‘No. What I am doing is leading up to a vote on Tuesday. Yes I am meeting colleagues, I’m listening to colleagues’ concerns. Not about delaying it. . .’
Tomorrow, however, may see the Pound (GBP) dented by the release of the Halifax house prices figures for November, which are expected to decrease against October’s figures.
GBP has found support from the recent slew of Brexit news, with MP Dominic Grieve’s amendment being passed, further enabling Parliament to decide on what happens should May’s Brexit deal be rejected.
This has eased some of the tensions over fears of a chaotic Brexit as increasing options provide several possible outcomes that have soothed last week’s forecasted fears.
CAD/GBP Exchange Rate Suffers after US-China Trade Tensions Show Signs of Flaring Up
The Canadian Dollar (CAD) suffered from yesterday’s announcement that interest rates would be held at 1.75%, with BoC stating:
‘Oil prices have fallen sharply since the October Monetary Policy Report, reflecting a combination of geopolitical developments, uncertainty about global growth prospects, and expansion of U.S. shale oil production.’
This came after the news that the Canadian province of Alberta plans to cut its oil output, as well as news that Oshawa’s General Motors plant is to close down, impacting 15,000 jobs.
The increasing trade tensions between the US and China, which showed signs of reigniting, have also weighed heavily on the risk-sensitive ‘Loonie’.
Today, however, will see the release of the international merchandise trade figures for October, which are expected to decrease, making CAD investors skittish.
These will be followed by the release of export and import figures for October, which are both expected to increase.
The Ivey PMIs are due to follow, which shows an expected decrease on last month’s bullish 61.8.
GBP/CAD Outlook: Brexit Remains in Focus while Canada Awaits Friday’s Employment Figures
The Pound Sterling Canadian Dollar (GBP/CAD) exchange rate will be driven by political forces this week, as Theresa May rallies to gain support for her Brexit withdrawal agreement ahead of the crucial vote on 11 December.

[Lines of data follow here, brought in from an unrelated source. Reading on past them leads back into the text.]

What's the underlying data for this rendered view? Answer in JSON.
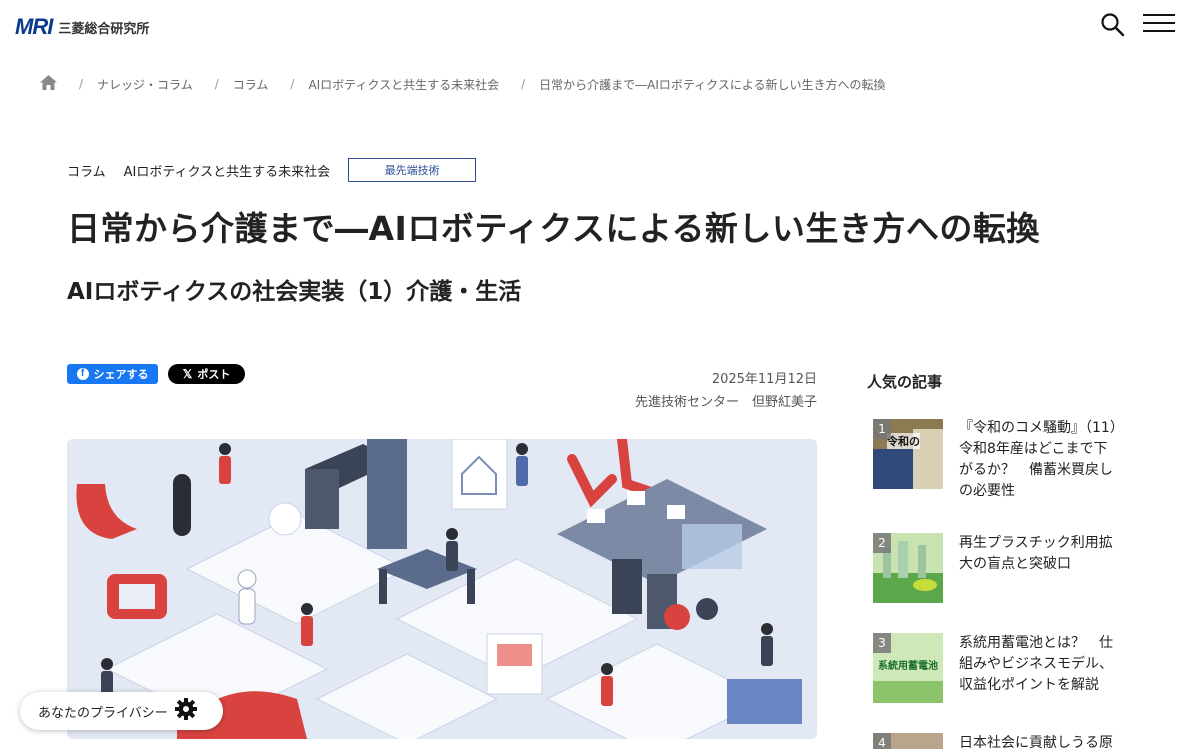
{
  "header": {
    "logo_mark": "MRI",
    "logo_text": "三菱総合研究所",
    "search_icon": "search-icon",
    "menu_icon": "hamburger-menu-icon"
  },
  "breadcrumb": {
    "home_icon": "home-icon",
    "items": [
      "ナレッジ・コラム",
      "コラム",
      "AIロボティクスと共生する未来社会",
      "日常から介護まで―AIロボティクスによる新しい生き方への転換"
    ],
    "separator": "/"
  },
  "article": {
    "tags": [
      "コラム",
      "AIロボティクスと共生する未来社会"
    ],
    "category_badge": "最先端技術",
    "title": "日常から介護まで―AIロボティクスによる新しい生き方への転換",
    "subtitle": "AIロボティクスの社会実装（1）介護・生活",
    "share_facebook": "シェアする",
    "share_x": "ポスト",
    "date": "2025年11月12日",
    "author": "先進技術センター　但野紅美子"
  },
  "sidebar": {
    "heading": "人気の記事",
    "items": [
      {
        "rank": "1",
        "title": "『令和のコメ騒動』（11）令和8年産はどこまで下がるか？　備蓄米買戻しの必要性",
        "thumb_text": "令和の"
      },
      {
        "rank": "2",
        "title": "再生プラスチック利用拡大の盲点と突破口",
        "thumb_text": ""
      },
      {
        "rank": "3",
        "title": "系統用蓄電池とは？　仕組みやビジネスモデル、収益化ポイントを解説",
        "thumb_text": "系統用蓄電池"
      },
      {
        "rank": "4",
        "title": "日本社会に貢献しうる原",
        "thumb_text": ""
      }
    ]
  },
  "privacy": {
    "label": "あなたのプライバシー",
    "icon": "gear-icon"
  },
  "colors": {
    "brand": "#0a3a8c",
    "facebook": "#1877f2",
    "x": "#000000",
    "badge_border": "#2d4f96"
  }
}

Monday will also see the announcement of the ECJ’s ruling on Article 50 – which has put increasing pressure on Theresa May – and providing traction for Remainers’ increasing calls for a second referendum.
Friday will also see the release of the consumer inflation expectations data, with investors taking particular note of any signs of a decrease.

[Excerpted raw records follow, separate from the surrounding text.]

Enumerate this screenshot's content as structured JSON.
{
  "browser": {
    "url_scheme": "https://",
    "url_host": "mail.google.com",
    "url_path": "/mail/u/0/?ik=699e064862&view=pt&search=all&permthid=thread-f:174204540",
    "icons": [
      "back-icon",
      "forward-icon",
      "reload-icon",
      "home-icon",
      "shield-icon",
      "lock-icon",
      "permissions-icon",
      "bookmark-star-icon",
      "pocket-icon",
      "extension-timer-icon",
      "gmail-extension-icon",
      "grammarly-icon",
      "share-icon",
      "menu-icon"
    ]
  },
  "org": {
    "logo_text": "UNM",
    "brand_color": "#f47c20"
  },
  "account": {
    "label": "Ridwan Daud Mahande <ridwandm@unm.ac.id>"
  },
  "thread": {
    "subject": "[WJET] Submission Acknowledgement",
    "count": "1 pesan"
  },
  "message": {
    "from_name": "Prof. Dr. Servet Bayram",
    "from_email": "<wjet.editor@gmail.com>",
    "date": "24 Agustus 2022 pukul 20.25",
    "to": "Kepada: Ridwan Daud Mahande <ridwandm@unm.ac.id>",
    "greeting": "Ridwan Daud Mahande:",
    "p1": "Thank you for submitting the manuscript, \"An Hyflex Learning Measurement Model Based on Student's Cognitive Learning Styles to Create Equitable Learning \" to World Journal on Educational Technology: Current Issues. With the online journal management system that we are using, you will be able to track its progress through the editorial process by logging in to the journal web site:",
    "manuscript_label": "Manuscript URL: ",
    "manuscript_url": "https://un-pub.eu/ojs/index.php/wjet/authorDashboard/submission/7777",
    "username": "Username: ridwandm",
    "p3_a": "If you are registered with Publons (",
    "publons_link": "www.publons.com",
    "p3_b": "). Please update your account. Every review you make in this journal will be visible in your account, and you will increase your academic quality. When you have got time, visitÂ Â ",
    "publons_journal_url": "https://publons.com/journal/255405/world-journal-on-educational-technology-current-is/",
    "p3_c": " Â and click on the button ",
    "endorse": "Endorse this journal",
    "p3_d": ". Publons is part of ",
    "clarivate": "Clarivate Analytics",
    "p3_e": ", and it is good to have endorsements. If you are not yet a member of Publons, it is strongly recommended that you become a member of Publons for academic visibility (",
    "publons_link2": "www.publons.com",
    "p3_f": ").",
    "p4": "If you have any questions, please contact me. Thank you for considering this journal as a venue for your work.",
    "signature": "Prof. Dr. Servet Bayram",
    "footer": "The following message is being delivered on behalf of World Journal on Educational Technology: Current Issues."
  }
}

Friday will also see the release of Canada’s employment figures for November, which are expected to decrease, potentially hitting the ‘Loonie’.